### Task instructions
Copy out every record below with complete accuracy.

((

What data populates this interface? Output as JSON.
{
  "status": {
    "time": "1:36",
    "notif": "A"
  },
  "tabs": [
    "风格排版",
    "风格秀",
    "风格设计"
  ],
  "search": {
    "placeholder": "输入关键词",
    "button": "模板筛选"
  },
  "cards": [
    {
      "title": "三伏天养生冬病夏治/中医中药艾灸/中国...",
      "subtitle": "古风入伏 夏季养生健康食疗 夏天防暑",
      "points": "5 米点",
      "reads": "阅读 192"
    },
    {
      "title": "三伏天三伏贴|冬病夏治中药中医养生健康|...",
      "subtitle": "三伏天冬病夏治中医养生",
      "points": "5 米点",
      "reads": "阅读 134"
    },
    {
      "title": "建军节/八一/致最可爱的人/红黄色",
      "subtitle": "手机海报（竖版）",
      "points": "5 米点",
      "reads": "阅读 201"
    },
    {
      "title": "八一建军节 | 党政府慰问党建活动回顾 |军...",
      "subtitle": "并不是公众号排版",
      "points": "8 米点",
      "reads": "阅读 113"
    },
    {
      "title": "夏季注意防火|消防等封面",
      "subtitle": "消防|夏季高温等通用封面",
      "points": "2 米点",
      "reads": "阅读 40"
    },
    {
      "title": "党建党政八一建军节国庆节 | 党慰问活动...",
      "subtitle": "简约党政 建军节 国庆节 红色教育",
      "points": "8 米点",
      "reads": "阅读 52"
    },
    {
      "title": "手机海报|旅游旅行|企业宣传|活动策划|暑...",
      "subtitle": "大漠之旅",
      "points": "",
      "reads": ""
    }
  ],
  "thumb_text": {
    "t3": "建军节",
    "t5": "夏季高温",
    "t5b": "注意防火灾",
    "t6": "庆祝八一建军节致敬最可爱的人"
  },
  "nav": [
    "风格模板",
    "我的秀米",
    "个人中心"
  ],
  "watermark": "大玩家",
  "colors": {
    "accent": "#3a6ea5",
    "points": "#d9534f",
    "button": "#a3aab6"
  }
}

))

### Final answer
What data populates this interface? Output as JSON.
{
  "status": {
    "time": "1:36",
    "notif": "A"
  },
  "tabs": [
    "风格排版",
    "风格秀",
    "风格设计"
  ],
  "search": {
    "placeholder": "输入关键词",
    "button": "模板筛选"
  },
  "cards": [
    {
      "title": "三伏天养生冬病夏治/中医中药艾灸/中国...",
      "subtitle": "古风入伏 夏季养生健康食疗 夏天防暑",
      "points": "5 米点",
      "reads": "阅读 192"
    },
    {
      "title": "三伏天三伏贴|冬病夏治中药中医养生健康|...",
      "subtitle": "三伏天冬病夏治中医养生",
      "points": "5 米点",
      "reads": "阅读 134"
    },
    {
      "title": "建军节/八一/致最可爱的人/红黄色",
      "subtitle": "手机海报（竖版）",
      "points": "5 米点",
      "reads": "阅读 201"
    },
    {
      "title": "八一建军节 | 党政府慰问党建活动回顾 |军...",
      "subtitle": "并不是公众号排版",
      "points": "8 米点",
      "reads": "阅读 113"
    },
    {
      "title": "夏季注意防火|消防等封面",
      "subtitle": "消防|夏季高温等通用封面",
      "points": "2 米点",
      "reads": "阅读 40"
    },
    {
      "title": "党建党政八一建军节国庆节 | 党慰问活动...",
      "subtitle": "简约党政 建军节 国庆节 红色教育",
      "points": "8 米点",
      "reads": "阅读 52"
    },
    {
      "title": "手机海报|旅游旅行|企业宣传|活动策划|暑...",
      "subtitle": "大漠之旅",
      "points": "",
      "reads": ""
    }
  ],
  "thumb_text": {
    "t3": "建军节",
    "t5": "夏季高温",
    "t5b": "注意防火灾",
    "t6": "庆祝八一建军节致敬最可爱的人"
  },
  "nav": [
    "风格模板",
    "我的秀米",
    "个人中心"
  ],
  "watermark": "大玩家",
  "colors": {
    "accent": "#3a6ea5",
    "points": "#d9534f",
    "button": "#a3aab6"
  }
}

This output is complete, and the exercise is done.